How the Odds Work and How You Can Increase Your Chances of Winning

While people play the lottery and contribute billions of dollars annually, it is a form of gambling and is not without risk. In fact, most lottery winners lose their winnings. Despite this, lotteries are still popular with many Americans, and some believe that it is their only chance to change their life for the better. Regardless of the reasons for playing the lottery, it is important to understand how the odds work and how you can increase your chances of winning.

The lottery is a popular form of gambling, and it’s one that most states have legalized. In the United States, there are many different types of lottery games, from instant-win scratch-off tickets to daily games and the national Lotto. Each state’s lottery operates its own rules and regulations, but the basic concept is the same: Players purchase tickets and hope to win a prize.

Many people choose their own numbers in the lottery, and this can make a big difference in the likelihood of winning. People often use their birthdays, family members’ birth dates, or other personal numbers that have special meaning. These numbers tend to have patterns that make them easier to remember, which can improve their chances of winning. There was even a woman who won the Mega Millions by using her family’s birthdays and the number seven.

Retailers receive a commission on the sales of lottery tickets, but many also offer incentive programs that reward them for meeting certain sales goals. For example, New Jersey’s lottery website offers a special online portal for retailers that provides them with demographic data to help them optimize their merchandising and marketing strategies. This type of initiative is designed to attract more customers and boost revenue, which benefits everyone involved.

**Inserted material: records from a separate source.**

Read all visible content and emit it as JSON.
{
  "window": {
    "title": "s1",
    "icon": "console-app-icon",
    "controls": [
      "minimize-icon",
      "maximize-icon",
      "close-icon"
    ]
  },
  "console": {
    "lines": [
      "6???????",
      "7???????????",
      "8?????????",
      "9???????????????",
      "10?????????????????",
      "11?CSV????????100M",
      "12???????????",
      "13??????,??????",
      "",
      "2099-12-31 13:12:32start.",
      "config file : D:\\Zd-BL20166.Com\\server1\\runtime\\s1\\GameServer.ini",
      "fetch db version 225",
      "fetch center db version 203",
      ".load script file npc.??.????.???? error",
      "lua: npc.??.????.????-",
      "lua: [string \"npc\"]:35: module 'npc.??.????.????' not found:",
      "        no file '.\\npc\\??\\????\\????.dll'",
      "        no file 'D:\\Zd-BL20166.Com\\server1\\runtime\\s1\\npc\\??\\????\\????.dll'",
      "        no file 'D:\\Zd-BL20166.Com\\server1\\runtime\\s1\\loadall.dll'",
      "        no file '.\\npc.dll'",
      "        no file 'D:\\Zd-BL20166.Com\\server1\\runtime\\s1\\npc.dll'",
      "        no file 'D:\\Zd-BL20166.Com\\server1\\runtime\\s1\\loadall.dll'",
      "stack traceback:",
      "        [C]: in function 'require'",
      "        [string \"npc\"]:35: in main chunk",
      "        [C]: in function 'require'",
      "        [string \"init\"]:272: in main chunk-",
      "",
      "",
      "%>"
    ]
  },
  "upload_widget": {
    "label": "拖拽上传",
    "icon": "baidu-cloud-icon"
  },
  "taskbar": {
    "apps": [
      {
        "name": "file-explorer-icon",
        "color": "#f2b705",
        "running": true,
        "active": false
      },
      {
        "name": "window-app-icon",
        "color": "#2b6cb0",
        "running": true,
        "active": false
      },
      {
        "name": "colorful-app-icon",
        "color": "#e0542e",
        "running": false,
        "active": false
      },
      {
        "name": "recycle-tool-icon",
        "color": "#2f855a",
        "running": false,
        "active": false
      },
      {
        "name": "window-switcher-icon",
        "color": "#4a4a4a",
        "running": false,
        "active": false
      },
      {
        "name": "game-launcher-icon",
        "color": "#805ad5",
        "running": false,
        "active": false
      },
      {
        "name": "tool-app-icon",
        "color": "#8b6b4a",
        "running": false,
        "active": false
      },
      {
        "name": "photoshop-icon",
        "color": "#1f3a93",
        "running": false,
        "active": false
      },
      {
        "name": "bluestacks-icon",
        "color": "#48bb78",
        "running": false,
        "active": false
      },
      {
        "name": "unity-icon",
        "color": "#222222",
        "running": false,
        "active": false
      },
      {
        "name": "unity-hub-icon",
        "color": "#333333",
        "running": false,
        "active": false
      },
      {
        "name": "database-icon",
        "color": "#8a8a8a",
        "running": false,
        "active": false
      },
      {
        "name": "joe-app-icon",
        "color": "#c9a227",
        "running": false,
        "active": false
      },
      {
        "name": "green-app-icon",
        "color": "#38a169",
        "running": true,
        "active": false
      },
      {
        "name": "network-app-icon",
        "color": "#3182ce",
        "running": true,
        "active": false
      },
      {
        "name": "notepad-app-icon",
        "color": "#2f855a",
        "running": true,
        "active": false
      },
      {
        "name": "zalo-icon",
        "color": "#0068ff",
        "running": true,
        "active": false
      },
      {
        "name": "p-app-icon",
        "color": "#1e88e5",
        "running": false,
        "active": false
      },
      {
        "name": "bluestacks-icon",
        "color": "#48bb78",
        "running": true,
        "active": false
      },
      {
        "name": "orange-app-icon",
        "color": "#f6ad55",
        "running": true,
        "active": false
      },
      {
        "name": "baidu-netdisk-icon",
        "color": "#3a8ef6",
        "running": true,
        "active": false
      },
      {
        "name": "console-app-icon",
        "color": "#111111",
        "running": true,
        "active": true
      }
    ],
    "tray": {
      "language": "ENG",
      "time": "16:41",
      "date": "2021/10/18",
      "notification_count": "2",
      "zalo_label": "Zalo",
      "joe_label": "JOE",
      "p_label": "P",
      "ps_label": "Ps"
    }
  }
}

In addition to the financial benefit to retailers, the lottery also helps generate tax revenue for state governments. While this is a positive aspect of the lottery, it is important to recognize that there are other ways to generate government revenues and that the money that is spent on tickets is not necessarily a good investment.

In the immediate post-World War II period, many states used the lottery as a way to raise funds for social safety nets and other services without imposing especially onerous taxes on the middle class and working class. But this arrangement may not be sustainable in the long run. It is likely that the lottery will eventually be seen more as a tax on people who are not wealthy enough to pay income taxes, rather than a helpful resource for struggling state budgets. This will inevitably lead to more people losing their money and making the lottery seem less of a fun, recreational activity and more like a necessary evil. To avoid this, it’s best to approach the lottery as a form of entertainment and not as an essential part of your financial plan.